According to Vogue Magazine, the buff is the new polish. Editor Jordan Bickham reports, “Someone once told me that they couldn’t take anyone that wore nail polish seriously.” and from that moment, she went “from blue to buff,” claiming,”I haven’t worn nail polish since 2009.” She adds, “There’s nothing worse than chipped nails. I can’t look at them. So unless you’re going to get a manicure every three days, don’t do it.”
Echoing the pro-buff sentiment, Vogue. com Fashion News Editor Alessandra Codhina says, “Buff nails feel fresh. Less uptight. It’s just the right amount of natural. And if you have a nice bit of shine to your nail, it’s kind of the dressiest way to do nothing.”

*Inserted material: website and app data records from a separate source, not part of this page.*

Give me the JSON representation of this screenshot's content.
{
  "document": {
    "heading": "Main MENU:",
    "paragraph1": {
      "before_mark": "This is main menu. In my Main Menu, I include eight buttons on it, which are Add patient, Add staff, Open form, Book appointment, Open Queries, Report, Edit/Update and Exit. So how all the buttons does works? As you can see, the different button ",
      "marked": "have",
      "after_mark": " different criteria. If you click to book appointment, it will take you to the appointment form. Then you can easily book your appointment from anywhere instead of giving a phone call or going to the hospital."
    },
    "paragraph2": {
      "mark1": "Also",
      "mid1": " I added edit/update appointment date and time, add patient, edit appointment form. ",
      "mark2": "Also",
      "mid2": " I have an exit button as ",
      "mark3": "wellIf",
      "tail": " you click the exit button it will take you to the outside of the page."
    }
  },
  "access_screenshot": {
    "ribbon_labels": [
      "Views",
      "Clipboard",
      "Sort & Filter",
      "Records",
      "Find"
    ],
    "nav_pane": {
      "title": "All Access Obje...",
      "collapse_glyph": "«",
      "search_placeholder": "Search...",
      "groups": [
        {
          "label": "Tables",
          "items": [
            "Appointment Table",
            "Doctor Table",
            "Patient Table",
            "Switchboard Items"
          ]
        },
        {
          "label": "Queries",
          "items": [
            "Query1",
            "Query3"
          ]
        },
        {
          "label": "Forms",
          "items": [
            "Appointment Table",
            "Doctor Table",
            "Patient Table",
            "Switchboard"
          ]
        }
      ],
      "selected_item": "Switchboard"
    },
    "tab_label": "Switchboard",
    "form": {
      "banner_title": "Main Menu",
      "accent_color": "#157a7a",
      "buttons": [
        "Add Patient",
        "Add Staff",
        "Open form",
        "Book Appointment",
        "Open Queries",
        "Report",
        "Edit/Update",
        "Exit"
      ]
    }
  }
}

Manicurist Deborah Lippman advises that there is a right and wrong way to go bare, stressing the importance of a healthy shine. “Taking a break from nail polish doesn’t necessarily mean it’s less maintenance. The hands have to be groomed,” she says. Lippman advises keeping regularly scheduled appointments to push back cuticles and moisturize the area. She also suggests investing in a four-sided buffer. This uses different fabrics to create different finishes on the nail. Lippman instructs starting with the side marked one. She says this slightly rough side of the buffer will exfoliate the surface of the nail gently and prep the nail for the higher settings. Avoid using the most abrasive side more than once weekly. “Less is more,” the manicurist says.
Pros and Cons of Buffing
Among the benefits of nail buffing, as opposed to polish, is the fact that buffing doesn’t involve toxic ingredients, however, buffers are made of either plastic, which is potentially toxic, or leather, which is not cruelty nor toxin free.
Also, while buffers can mask uneven nail surfaces, and give your nails a natural shine that won’t chip, repeating the treatment too often can wear away at the surface of your nails, making them thinner and weaker. Friction caused by buffing can also make the nail brittle and more likely to break.
If you’ve heard that nail buffers can boost circulation in your fingers, this is true, but nail experts say that drumming your fingers on a table can be just as effective.
So what’s your choice? Are you a sworn polisher or are you considering the buff look? Let us know!